*What this task involves*
For each line in the data below that holds "labs", return a copy.

*Data extract*
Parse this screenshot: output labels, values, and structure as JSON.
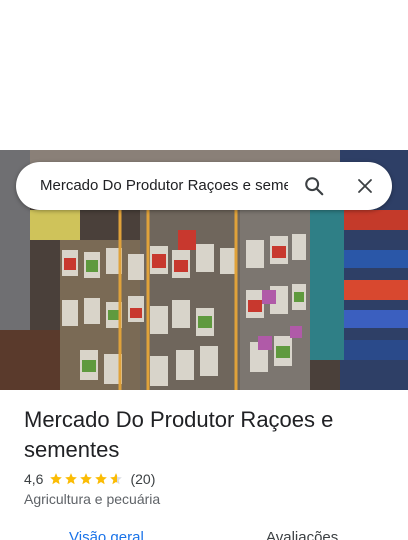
{
  "search": {
    "query": "Mercado Do Produtor Raçoes e sementes"
  },
  "place": {
    "name": "Mercado Do Produtor Raçoes e sementes",
    "rating": "4,6",
    "stars": 4.6,
    "review_count": "(20)",
    "category": "Agricultura e pecuária"
  },
  "tabs": [
    {
      "label": "Visão geral",
      "active": true
    },
    {
      "label": "Avaliações",
      "active": false
    }
  ],
  "colors": {
    "star": "#fbbc04",
    "active_tab": "#1a73e8"
  },
  "icons": {
    "search": "search-icon",
    "close": "close-icon"
  }
}
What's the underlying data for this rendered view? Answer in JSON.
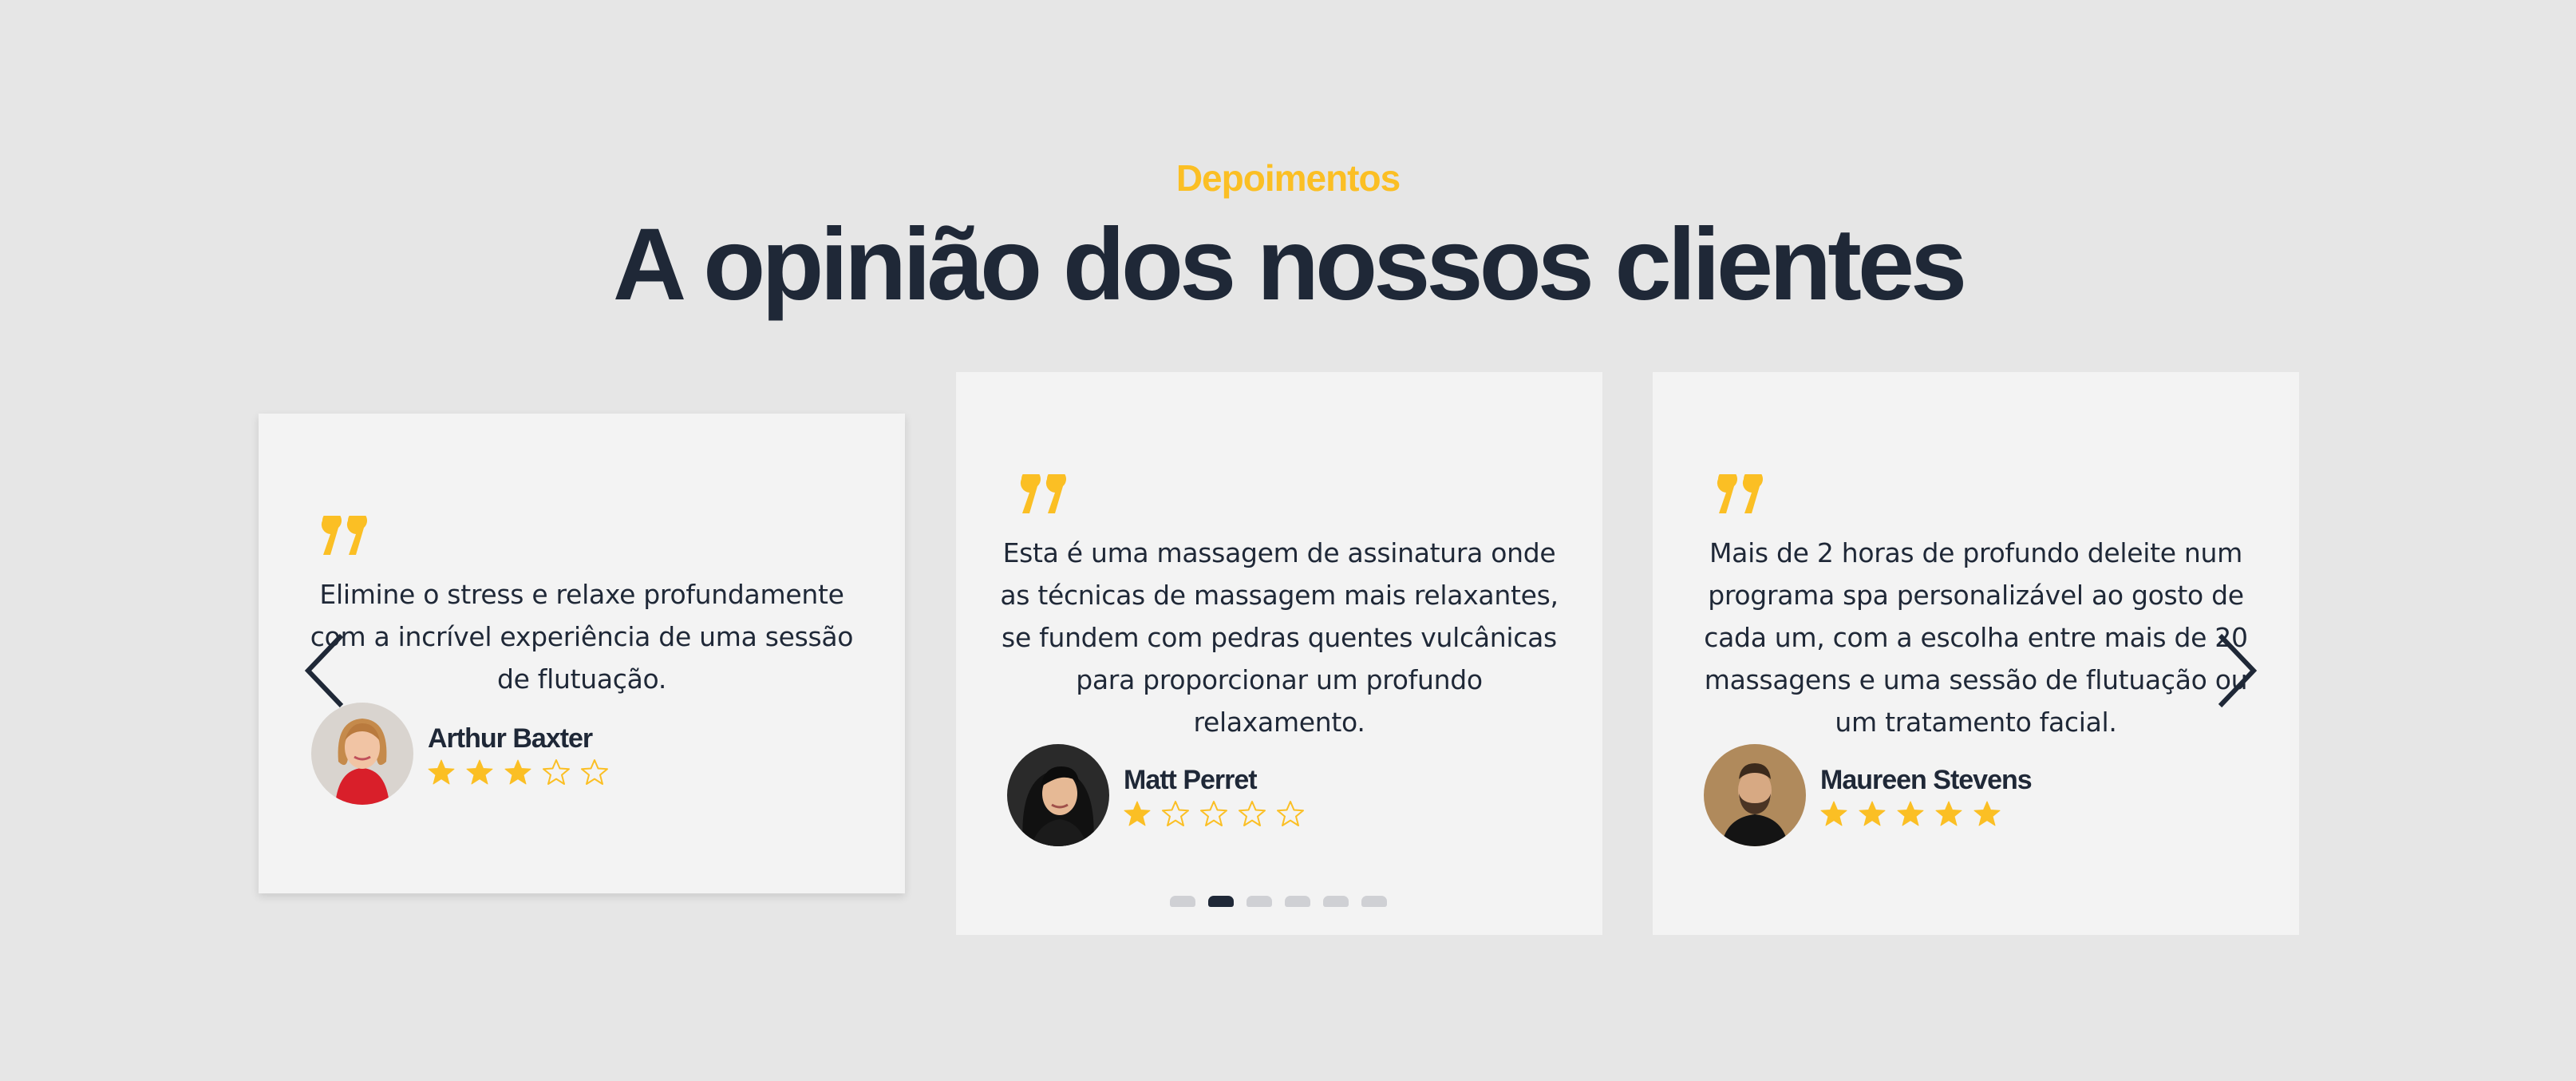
{
  "section": {
    "eyebrow": "Depoimentos",
    "title": "A opinião dos nossos clientes"
  },
  "colors": {
    "accent": "#fbbf24",
    "text": "#1f2837",
    "card": "#f3f3f3",
    "background": "#e6e6e6",
    "dot_inactive": "#cfd0d4"
  },
  "testimonials": [
    {
      "text_lines": [
        "Elimine o stress e relaxe profundamente",
        "com a incrível experiência de uma sessão",
        "de flutuação."
      ],
      "author": "Arthur Baxter",
      "rating": 3,
      "max_rating": 5,
      "avatar_icon": "woman-red-shirt-avatar"
    },
    {
      "text_lines": [
        "Esta é uma massagem de assinatura onde",
        "as técnicas de massagem mais relaxantes,",
        "se fundem com pedras quentes vulcânicas",
        "para proporcionar um profundo",
        "relaxamento."
      ],
      "author": "Matt Perret",
      "rating": 1,
      "max_rating": 5,
      "avatar_icon": "woman-dark-hair-avatar"
    },
    {
      "text_lines": [
        "Mais de 2 horas de profundo deleite num",
        "programa spa personalizável ao gosto de",
        "cada um, com a escolha entre mais de 20",
        "massagens e uma sessão de flutuação ou",
        "um tratamento facial."
      ],
      "author": "Maureen Stevens",
      "rating": 5,
      "max_rating": 5,
      "avatar_icon": "man-beard-avatar"
    }
  ],
  "carousel": {
    "slide_count": 6,
    "active_index": 1,
    "prev_icon": "chevron-left-icon",
    "next_icon": "chevron-right-icon"
  }
}
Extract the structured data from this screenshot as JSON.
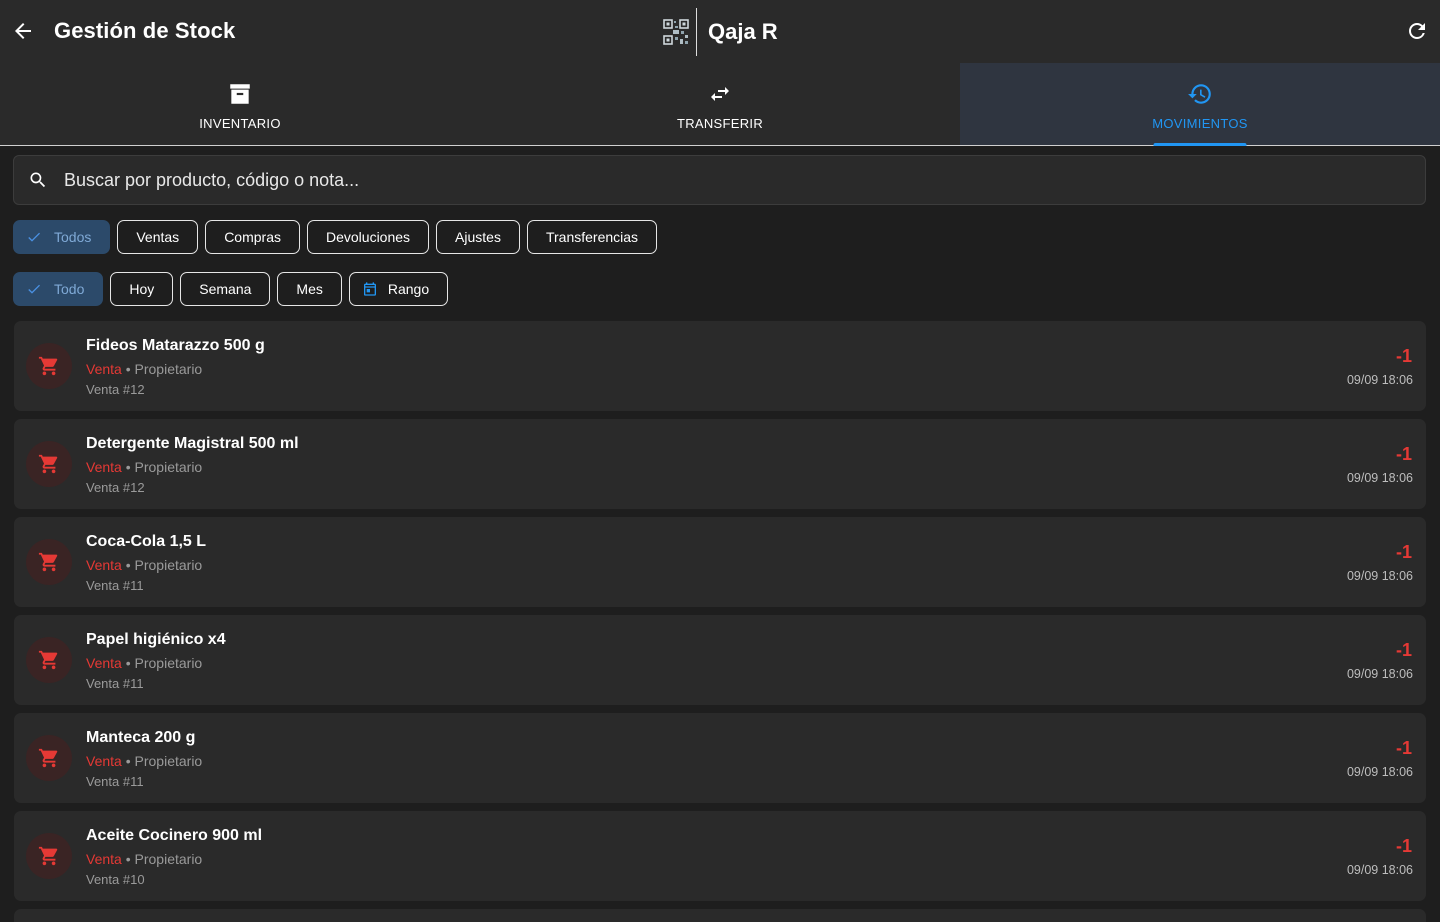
{
  "appbar": {
    "title": "Gestión de Stock",
    "brand_name": "Qaja R",
    "icons": {
      "back": "arrow-left-icon",
      "refresh": "refresh-icon",
      "brand": "qr-code-logo"
    }
  },
  "tabs": [
    {
      "label": "INVENTARIO",
      "icon": "archive-box-icon",
      "active": false
    },
    {
      "label": "TRANSFERIR",
      "icon": "swap-arrows-icon",
      "active": false
    },
    {
      "label": "MOVIMIENTOS",
      "icon": "history-icon",
      "active": true
    }
  ],
  "search": {
    "placeholder": "Buscar por producto, código o nota..."
  },
  "type_filters": [
    {
      "label": "Todos",
      "selected": true
    },
    {
      "label": "Ventas",
      "selected": false
    },
    {
      "label": "Compras",
      "selected": false
    },
    {
      "label": "Devoluciones",
      "selected": false
    },
    {
      "label": "Ajustes",
      "selected": false
    },
    {
      "label": "Transferencias",
      "selected": false
    }
  ],
  "period_filters": [
    {
      "label": "Todo",
      "selected": true
    },
    {
      "label": "Hoy",
      "selected": false
    },
    {
      "label": "Semana",
      "selected": false
    },
    {
      "label": "Mes",
      "selected": false
    },
    {
      "label": "Rango",
      "selected": false,
      "icon": "calendar-icon"
    }
  ],
  "movements": [
    {
      "product": "Fideos Matarazzo 500 g",
      "kind": "Venta",
      "separator": " • ",
      "user": "Propietario",
      "note": "Venta #12",
      "qty": "-1",
      "time": "09/09 18:06"
    },
    {
      "product": "Detergente Magistral 500 ml",
      "kind": "Venta",
      "separator": " • ",
      "user": "Propietario",
      "note": "Venta #12",
      "qty": "-1",
      "time": "09/09 18:06"
    },
    {
      "product": "Coca-Cola 1,5 L",
      "kind": "Venta",
      "separator": " • ",
      "user": "Propietario",
      "note": "Venta #11",
      "qty": "-1",
      "time": "09/09 18:06"
    },
    {
      "product": "Papel higiénico x4",
      "kind": "Venta",
      "separator": " • ",
      "user": "Propietario",
      "note": "Venta #11",
      "qty": "-1",
      "time": "09/09 18:06"
    },
    {
      "product": "Manteca 200 g",
      "kind": "Venta",
      "separator": " • ",
      "user": "Propietario",
      "note": "Venta #11",
      "qty": "-1",
      "time": "09/09 18:06"
    },
    {
      "product": "Aceite Cocinero 900 ml",
      "kind": "Venta",
      "separator": " • ",
      "user": "Propietario",
      "note": "Venta #10",
      "qty": "-1",
      "time": "09/09 18:06"
    }
  ],
  "colors": {
    "background": "#1e1e1e",
    "surface": "#2a2a2a",
    "accent": "#2196f3",
    "sale_red": "#e53935",
    "chip_selected": "#2c4a6a"
  }
}
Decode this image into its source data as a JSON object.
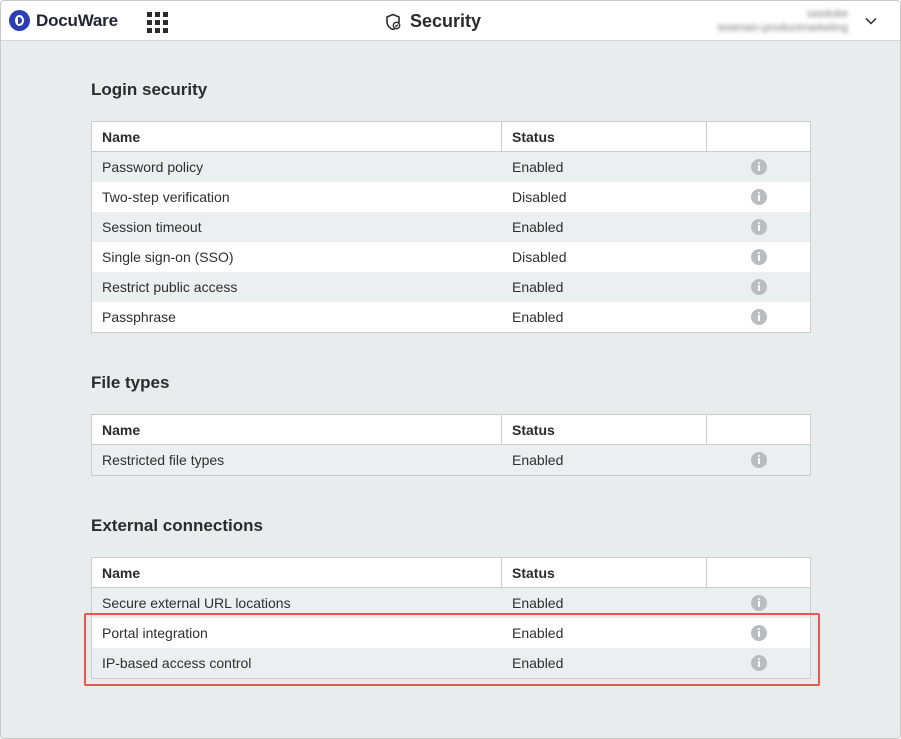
{
  "header": {
    "brand": "DocuWare",
    "page_title": "Security",
    "user_name": "sasduke",
    "user_org": "testmain-productmarketing"
  },
  "sections": {
    "login": {
      "title": "Login security",
      "col_name": "Name",
      "col_status": "Status",
      "rows": [
        {
          "name": "Password policy",
          "status": "Enabled"
        },
        {
          "name": "Two-step verification",
          "status": "Disabled"
        },
        {
          "name": "Session timeout",
          "status": "Enabled"
        },
        {
          "name": "Single sign-on (SSO)",
          "status": "Disabled"
        },
        {
          "name": "Restrict public access",
          "status": "Enabled"
        },
        {
          "name": "Passphrase",
          "status": "Enabled"
        }
      ]
    },
    "files": {
      "title": "File types",
      "col_name": "Name",
      "col_status": "Status",
      "rows": [
        {
          "name": "Restricted file types",
          "status": "Enabled"
        }
      ]
    },
    "external": {
      "title": "External connections",
      "col_name": "Name",
      "col_status": "Status",
      "rows": [
        {
          "name": "Secure external URL locations",
          "status": "Enabled"
        },
        {
          "name": "Portal integration",
          "status": "Enabled"
        },
        {
          "name": "IP-based access control",
          "status": "Enabled"
        }
      ]
    }
  },
  "colors": {
    "brand_blue": "#2b3fb4",
    "highlight_red": "#e8574f",
    "page_bg": "#e9eced"
  },
  "icons": {
    "apps": "apps-grid-icon",
    "security": "shield-icon",
    "expand": "chevron-down-icon",
    "info": "info-icon"
  }
}
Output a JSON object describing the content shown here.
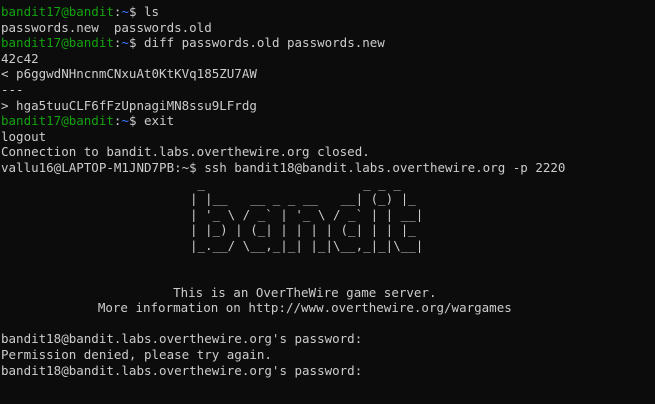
{
  "colors": {
    "background": "#0c0c0c",
    "text": "#cccccc",
    "prompt_user": "#13a10e",
    "prompt_path": "#3b78ff"
  },
  "session1": {
    "prompt_user": "bandit17@bandit",
    "prompt_colon": ":",
    "prompt_path": "~",
    "prompt_dollar": "$ ",
    "cmd_ls": "ls",
    "ls_output": "passwords.new  passwords.old",
    "cmd_diff": "diff passwords.old passwords.new",
    "diff_header": "42c42",
    "diff_old": "< p6ggwdNHncnmCNxuAt0KtKVq185ZU7AW",
    "diff_sep": "---",
    "diff_new": "> hga5tuuCLF6fFzUpnagiMN8ssu9LFrdg",
    "cmd_exit": "exit",
    "logout": "logout",
    "closed_msg": "Connection to bandit.labs.overthewire.org closed."
  },
  "local": {
    "prompt": "vallu16@LAPTOP-M1JND7PB:~$ ",
    "cmd_ssh": "ssh bandit18@bandit.labs.overthewire.org -p 2220"
  },
  "banner": {
    "ascii": " _                     _ _ _   \n| |__   __ _ _ __   __| (_) |_ \n| '_ \\ / _` | '_ \\ / _` | | __|\n| |_) | (_| | | | | (_| | | |_ \n|_.__/ \\__,_|_| |_|\\__,_|_|\\__|",
    "line1": "                       This is an OverTheWire game server.",
    "line2": "             More information on http://www.overthewire.org/wargames"
  },
  "auth": {
    "password_prompt_1": "bandit18@bandit.labs.overthewire.org's password:",
    "denied": "Permission denied, please try again.",
    "password_prompt_2": "bandit18@bandit.labs.overthewire.org's password:"
  }
}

*Solution for this task*
    "closed_msg": "Connection to bandit.labs.overthewire.org closed."
    "cmd_ssh": "ssh bandit18@bandit.labs.overthewire.org -p 2220"
    "password_prompt_1": "bandit18@bandit.labs.overthewire.org's password:",
    "password_prompt_2": "bandit18@bandit.labs.overthewire.org's password:"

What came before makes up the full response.